_ACTION ITEM_: No pictures should be carried over. Output all other parts of the entries verbatim.

[Records from a data source]
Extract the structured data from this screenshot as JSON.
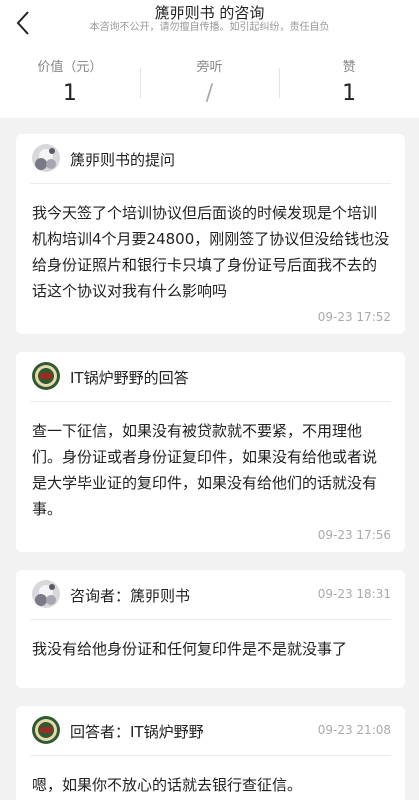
{
  "header": {
    "back_icon": "chevron-left-icon",
    "title": "篪戼则书 的咨询",
    "subtitle": "本咨询不公开，请勿擅自传播。如引起纠纷，责任自负"
  },
  "stats": [
    {
      "label": "价值（元）",
      "value": "1"
    },
    {
      "label": "旁听",
      "value": "/"
    },
    {
      "label": "赞",
      "value": "1"
    }
  ],
  "thread": [
    {
      "head": "篪戼则书的提问",
      "body": "我今天签了个培训协议但后面谈的时候发现是个培训机构培训4个月要24800，刚刚签了协议但没给钱也没给身份证照片和银行卡只填了身份证号后面我不去的话这个协议对我有什么影响吗",
      "time": "09-23 17:52",
      "avatar": "user-avatar"
    },
    {
      "head": "IT锅炉野野的回答",
      "body": "查一下征信，如果没有被贷款就不要紧，不用理他们。身份证或者身份证复印件，如果没有给他或者说是大学毕业证的复印件，如果没有给他们的话就没有事。",
      "time": "09-23 17:56",
      "avatar": "lawyer-avatar"
    },
    {
      "head": "咨询者：篪戼则书",
      "head_time": "09-23 18:31",
      "body": "我没有给他身份证和任何复印件是不是就没事了",
      "avatar": "user-avatar"
    },
    {
      "head": "回答者：IT锅炉野野",
      "head_time": "09-23 21:08",
      "body": "嗯，如果你不放心的话就去银行查征信。",
      "avatar": "lawyer-avatar"
    }
  ]
}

_PROBLEM SOLUTION_:
Extract the structured data from this screenshot as JSON.
{
  "header": {
    "back_icon": "chevron-left-icon",
    "title": "篪戼则书 的咨询",
    "subtitle": "本咨询不公开，请勿擅自传播。如引起纠纷，责任自负"
  },
  "stats": [
    {
      "label": "价值（元）",
      "value": "1"
    },
    {
      "label": "旁听",
      "value": "/"
    },
    {
      "label": "赞",
      "value": "1"
    }
  ],
  "thread": [
    {
      "head": "篪戼则书的提问",
      "body": "我今天签了个培训协议但后面谈的时候发现是个培训机构培训4个月要24800，刚刚签了协议但没给钱也没给身份证照片和银行卡只填了身份证号后面我不去的话这个协议对我有什么影响吗",
      "time": "09-23 17:52",
      "avatar": "user-avatar"
    },
    {
      "head": "IT锅炉野野的回答",
      "body": "查一下征信，如果没有被贷款就不要紧，不用理他们。身份证或者身份证复印件，如果没有给他或者说是大学毕业证的复印件，如果没有给他们的话就没有事。",
      "time": "09-23 17:56",
      "avatar": "lawyer-avatar"
    },
    {
      "head": "咨询者：篪戼则书",
      "head_time": "09-23 18:31",
      "body": "我没有给他身份证和任何复印件是不是就没事了",
      "avatar": "user-avatar"
    },
    {
      "head": "回答者：IT锅炉野野",
      "head_time": "09-23 21:08",
      "body": "嗯，如果你不放心的话就去银行查征信。",
      "avatar": "lawyer-avatar"
    }
  ]
}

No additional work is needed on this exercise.